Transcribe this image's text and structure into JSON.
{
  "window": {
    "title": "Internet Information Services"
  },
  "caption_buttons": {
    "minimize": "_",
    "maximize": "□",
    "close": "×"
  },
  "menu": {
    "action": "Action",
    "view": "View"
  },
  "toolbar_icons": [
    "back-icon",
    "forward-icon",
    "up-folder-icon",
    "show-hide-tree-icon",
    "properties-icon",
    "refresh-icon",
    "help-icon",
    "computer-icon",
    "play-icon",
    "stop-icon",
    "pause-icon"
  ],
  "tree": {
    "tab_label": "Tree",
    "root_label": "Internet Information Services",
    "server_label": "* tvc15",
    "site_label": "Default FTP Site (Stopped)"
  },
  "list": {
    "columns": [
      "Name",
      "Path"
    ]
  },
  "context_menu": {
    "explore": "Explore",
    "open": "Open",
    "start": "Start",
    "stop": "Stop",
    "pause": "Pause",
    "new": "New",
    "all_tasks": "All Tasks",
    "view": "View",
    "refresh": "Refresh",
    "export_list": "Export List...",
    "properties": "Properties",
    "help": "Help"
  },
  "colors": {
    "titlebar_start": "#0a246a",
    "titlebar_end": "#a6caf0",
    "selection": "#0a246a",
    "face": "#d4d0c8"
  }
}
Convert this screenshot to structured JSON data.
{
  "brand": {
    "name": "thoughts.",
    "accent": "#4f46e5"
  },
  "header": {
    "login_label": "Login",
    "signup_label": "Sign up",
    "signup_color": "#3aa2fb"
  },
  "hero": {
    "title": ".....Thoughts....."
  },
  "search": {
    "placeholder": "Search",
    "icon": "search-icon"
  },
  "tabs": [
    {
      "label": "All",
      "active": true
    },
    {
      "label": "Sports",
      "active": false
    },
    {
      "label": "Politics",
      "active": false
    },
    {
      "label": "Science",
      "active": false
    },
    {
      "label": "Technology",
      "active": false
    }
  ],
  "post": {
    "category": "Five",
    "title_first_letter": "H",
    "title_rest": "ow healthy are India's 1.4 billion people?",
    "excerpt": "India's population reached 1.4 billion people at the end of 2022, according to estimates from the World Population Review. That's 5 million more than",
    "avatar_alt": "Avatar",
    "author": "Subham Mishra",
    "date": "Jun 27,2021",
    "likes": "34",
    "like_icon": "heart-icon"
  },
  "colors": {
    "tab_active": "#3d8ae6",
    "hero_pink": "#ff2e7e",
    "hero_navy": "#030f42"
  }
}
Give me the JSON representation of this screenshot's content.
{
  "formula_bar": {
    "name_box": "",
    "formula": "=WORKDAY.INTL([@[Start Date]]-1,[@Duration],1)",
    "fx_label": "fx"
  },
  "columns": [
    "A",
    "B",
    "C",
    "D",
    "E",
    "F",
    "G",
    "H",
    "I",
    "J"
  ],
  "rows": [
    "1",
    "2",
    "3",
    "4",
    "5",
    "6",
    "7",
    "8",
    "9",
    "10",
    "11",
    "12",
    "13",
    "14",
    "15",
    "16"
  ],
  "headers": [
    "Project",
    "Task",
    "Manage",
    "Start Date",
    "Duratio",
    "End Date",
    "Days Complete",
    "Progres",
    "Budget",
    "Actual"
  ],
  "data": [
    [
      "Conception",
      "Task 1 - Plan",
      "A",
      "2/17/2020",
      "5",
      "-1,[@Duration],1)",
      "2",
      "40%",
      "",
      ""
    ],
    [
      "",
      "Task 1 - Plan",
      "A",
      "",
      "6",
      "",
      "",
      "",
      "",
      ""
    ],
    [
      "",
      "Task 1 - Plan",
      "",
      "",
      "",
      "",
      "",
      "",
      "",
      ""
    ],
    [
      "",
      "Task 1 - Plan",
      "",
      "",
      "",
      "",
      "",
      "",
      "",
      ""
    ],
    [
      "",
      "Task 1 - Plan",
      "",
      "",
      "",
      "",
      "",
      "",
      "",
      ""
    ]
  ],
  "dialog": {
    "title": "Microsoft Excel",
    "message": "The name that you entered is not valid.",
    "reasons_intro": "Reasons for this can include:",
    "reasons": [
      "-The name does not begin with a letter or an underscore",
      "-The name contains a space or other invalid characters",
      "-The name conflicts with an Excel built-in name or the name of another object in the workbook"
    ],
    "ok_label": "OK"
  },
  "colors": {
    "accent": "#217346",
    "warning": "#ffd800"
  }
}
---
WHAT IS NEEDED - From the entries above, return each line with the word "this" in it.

SOLUTION BELOW -
Transcribe this image's text and structure into JSON.
Convert this screenshot to structured JSON data.
Give me the JSON representation of this screenshot's content.
    "reasons_intro": "Reasons for this can include:",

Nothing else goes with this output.